Canadas Kaare Andrews, a comic-book artist and the director of the interestingly weird Altitude (2010) and the subsequent Cabin Fever: Patient Zero (2014), contributes the science-fiction segment V is for Vagitus. This essentially draws on pounding Cyberpunk action cliches from RoboCop (1987) with a few under-explained nods towards a zero population future, before an ending concerning a miracle child. Nothing particularly remarkable here.
Xavier Gens, the French director of the gore-drenched Frontier(s) (2007), the videogame adaptation Hitman (2007) and the excellent grim nuclear holocaust film The Divide (2011), contributes X is for XXL in which he tackles the issue of womens pressure to maintain the body beautiful and a slim figure. The episode takes Gens back into Frontier(s) territory and essentially involves the plus-size heroine conducting self-surgery (all as a weightloss miracle diet commercial plays out on the tv in the background) with gore-drenched results.
Y is for Youngbuck from Canadas Jason Eisener, the director of the cult hit Hobo with a Shotgun (2011), is the only episode that could be said to be suffering from artistic pretensions. Eisnener cuts back and forward between a kid in high school and out on a hunting expedition accompanied by the school janitor who is revealed to be a paedophile. The cuts between the two storylines, not to mention the payoff of the piece that involves the slaughtered deer seemingly come back to life to exact justice, the kid using its severed head to impale and kill the janitor and the janitors head being potted through the basketball hoop seem rather absurd.

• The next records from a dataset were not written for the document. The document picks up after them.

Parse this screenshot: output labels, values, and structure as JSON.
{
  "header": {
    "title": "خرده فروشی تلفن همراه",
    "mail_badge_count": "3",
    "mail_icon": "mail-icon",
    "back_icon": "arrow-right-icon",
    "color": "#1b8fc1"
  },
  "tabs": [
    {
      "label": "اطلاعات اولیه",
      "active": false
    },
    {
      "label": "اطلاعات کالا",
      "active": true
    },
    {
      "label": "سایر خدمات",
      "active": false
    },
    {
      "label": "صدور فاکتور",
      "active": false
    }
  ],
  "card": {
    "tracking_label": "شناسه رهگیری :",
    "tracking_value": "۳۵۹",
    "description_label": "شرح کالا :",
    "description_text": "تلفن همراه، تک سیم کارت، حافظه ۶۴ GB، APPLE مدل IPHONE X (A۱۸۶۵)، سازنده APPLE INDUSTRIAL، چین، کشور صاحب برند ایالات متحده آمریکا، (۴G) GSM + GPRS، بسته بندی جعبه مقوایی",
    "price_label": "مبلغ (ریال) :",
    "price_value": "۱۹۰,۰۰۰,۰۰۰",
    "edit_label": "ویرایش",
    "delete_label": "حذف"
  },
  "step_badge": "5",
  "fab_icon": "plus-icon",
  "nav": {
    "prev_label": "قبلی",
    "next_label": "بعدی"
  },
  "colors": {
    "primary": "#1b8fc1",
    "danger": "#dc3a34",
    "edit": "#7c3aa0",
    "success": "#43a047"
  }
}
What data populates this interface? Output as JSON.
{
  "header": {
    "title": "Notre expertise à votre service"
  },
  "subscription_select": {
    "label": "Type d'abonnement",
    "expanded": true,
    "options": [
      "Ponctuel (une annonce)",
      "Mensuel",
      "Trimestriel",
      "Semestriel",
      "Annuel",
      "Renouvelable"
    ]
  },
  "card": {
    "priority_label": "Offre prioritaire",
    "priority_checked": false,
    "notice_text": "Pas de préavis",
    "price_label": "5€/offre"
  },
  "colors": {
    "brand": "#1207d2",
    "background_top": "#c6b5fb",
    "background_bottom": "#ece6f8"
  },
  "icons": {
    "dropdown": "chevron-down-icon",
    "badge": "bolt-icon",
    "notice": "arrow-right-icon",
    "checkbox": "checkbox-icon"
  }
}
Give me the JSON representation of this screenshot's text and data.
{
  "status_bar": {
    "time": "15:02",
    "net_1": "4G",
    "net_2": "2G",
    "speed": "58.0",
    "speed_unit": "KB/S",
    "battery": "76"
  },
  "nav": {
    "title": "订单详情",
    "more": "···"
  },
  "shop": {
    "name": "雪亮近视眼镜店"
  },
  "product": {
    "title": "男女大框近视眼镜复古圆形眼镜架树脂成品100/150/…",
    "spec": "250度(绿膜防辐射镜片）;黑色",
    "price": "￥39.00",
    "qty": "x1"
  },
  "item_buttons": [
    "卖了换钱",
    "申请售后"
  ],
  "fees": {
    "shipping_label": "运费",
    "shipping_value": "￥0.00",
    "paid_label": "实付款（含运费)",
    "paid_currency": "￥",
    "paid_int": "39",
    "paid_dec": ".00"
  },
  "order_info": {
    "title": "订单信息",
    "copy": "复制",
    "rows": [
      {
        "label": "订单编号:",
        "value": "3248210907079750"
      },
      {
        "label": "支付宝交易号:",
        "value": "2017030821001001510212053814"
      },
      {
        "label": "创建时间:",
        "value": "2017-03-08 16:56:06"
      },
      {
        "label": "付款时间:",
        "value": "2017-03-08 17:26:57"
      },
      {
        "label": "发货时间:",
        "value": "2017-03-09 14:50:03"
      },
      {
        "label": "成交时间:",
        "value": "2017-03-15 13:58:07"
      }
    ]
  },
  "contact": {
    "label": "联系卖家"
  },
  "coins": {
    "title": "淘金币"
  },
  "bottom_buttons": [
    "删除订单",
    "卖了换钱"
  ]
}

This is a segment that feels as though it needed more of the gonzo approach that Eisener took in Hobo with a Shotgun.
ABCs of Death 2 (2014) was a sequel featuring a different twenty-six directors. Ant Timpson went onto produce/promote a number of other films including Housebound (2014), Deathgasm (2015), Turbo Kid (2015), which started out as a entry in the open T section here, and The Greasy Strangler (2016).